January 5...

Today I went to the funeral of a former colleague, George. He was the teaching deputy at the school that was my first posting and seemed quite old! lol Of course he was younger then, than I am now and I'm certainly not old...lol! He was 91 when he died on the last day of 2011 and had obviously enjoyed his retirement years. I have many memories of George but one particular one I shared with his widow today. Dot used to pack the most magnificent lunches for him...all of us in the staff room were quite envious of those lunches!

January 5 has particular meaning for me; it is the anniversary of my father's death. He died in 1967 which is a while ago now. I always felt that I didn't really know my father that well because up to the age of 15 (when he died) I had never really talked to him at great length about his early life. Those missed opportunities over those 15 years to talk about him, have occasionally plagued me over the years. I wrote about my dad's final illness in this post.  (Sorry I always seem to be linking back to that same post, but I guess so much happened in that decade )   Let's fast forward to January 2008...

DH had had to go to Canberra (the national capital) for work and because I was working .8 again that year, I joined him on the Thursday night. DH suggested that on the Friday, while he worked, that I should go to the National Archives and see if I could find some records of my dad's migration to Australia. I was a bit hesitant as I felt that I had little detail to give them to start the search. However on Friday morning I fronted up to the enquiry desk at the NAA building. The lady behind the desk was so helpful and encouraging...she said I would probably be surprised at how much I did know. I said that I think he was 16 when he arrived so I thought he may have arrived in 1925 but I had no idea of the ship or which port.

Her fingers seemed to fly over the keyboard and within a matter of minutes she had found my dad and told me he had disembarked in Brisbane in March 1925 and the ship was the Regina D'Italia. I just stared at her in amazement...and then burst into tears because of the emotion of the moment! The archivist then took me to the microfiche 'room' and hepled me load the machine and then find my dad's name on the ship's manifest. She then said that the details on the other file showed there was another document available which I could order as it wasn't scanned and put into the public domain at that time. I organised for that document to be sent to me, not having a clue what it would be.

My dad and his brother

The cane has been cut! Dad is third from the left

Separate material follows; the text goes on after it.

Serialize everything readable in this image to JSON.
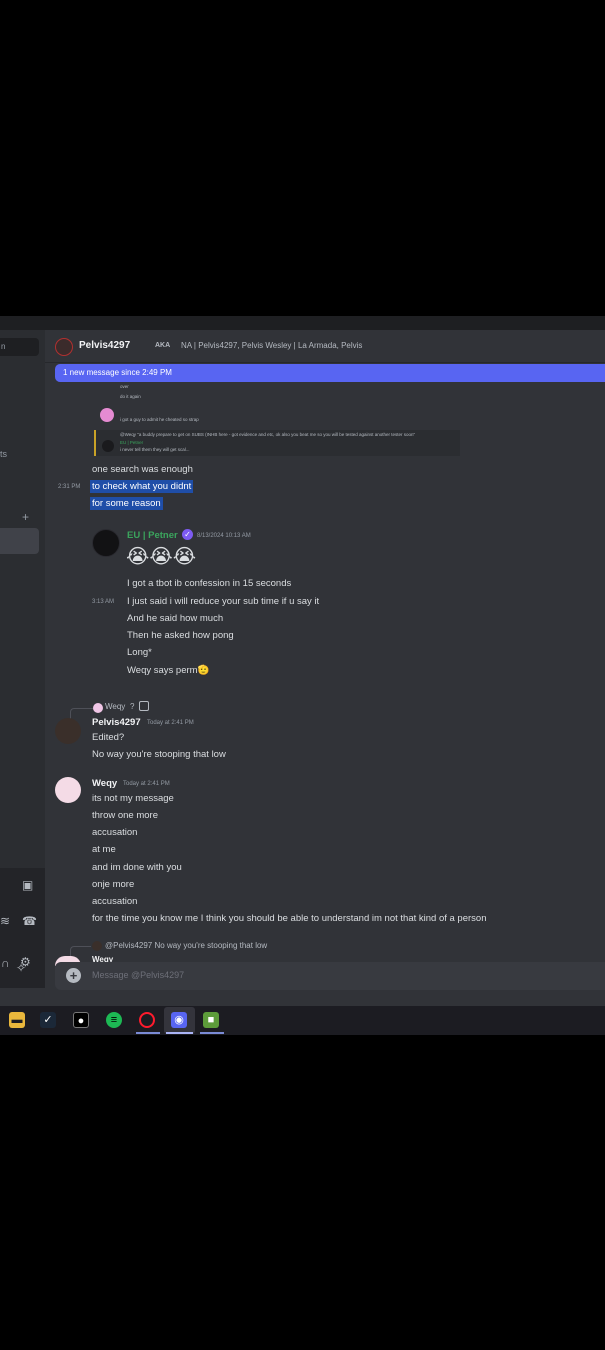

The boys have got the knives ready to cut; dad is third from the right
It arrived 3 weeks later and boy! wasn't it worth the wait! It was a scanned copy of my dad's temporary passport. I'd had some lessons in Italian but I needed my SIL Mary, to help me read some of it. She was able to decipher that dad, as a minor, was travelling with a married couple. He boarded the ship in Genoa, so he would have had to get to that northern city from his home in Catania province in Sicily...and then travelled to the other end of the world. What an adventure for one so young and without any English!






My dad came to join his older brother who was already in Australia cutting cane in the Innisfail district of Queensland. My dad used to tell the story that when he arrived he was too young to join the canecutting gangs so my uncle and his mates 'hid' him in their barracks' accomodation and he did the cleaning etc to earn his keep. Then when he was 17 he started cutting cane. His stories used to make it sound such fun...but as I got older and read about those days, I realised that it was a hard life and immigrants also ran the gauntlet of racial intolerance as well. But I guess my dad wasn't afraid of hard work and he did seem to enjoy his years in the cane districts.

Dad on the right; note the swimsuits! The building in the background is the 'castle' in Paronella park in Nth Qld circa 1930s

Dad and his first wife Vera

Dad in his early 40s when I was born

4 comments:

Lea White said...

How lovely to find all these things! What special photos! I have very little of my dad and unfortunately can't remember much. He died when I was 8.

lacasadelgatodotcom said...

That's amazing Maria! I'm so glad that your courageous attempt at finding more about your dad paid off so well. The photos are great! Thanks for sharing them. Big hug, Claud

Becky said...

WOW! those are real treasures! And the pictures are wonderful as well.

Paul said...

What treasured photos. It is wonderful that you managed to track down your dad's early years! Thanks for sharing them with us!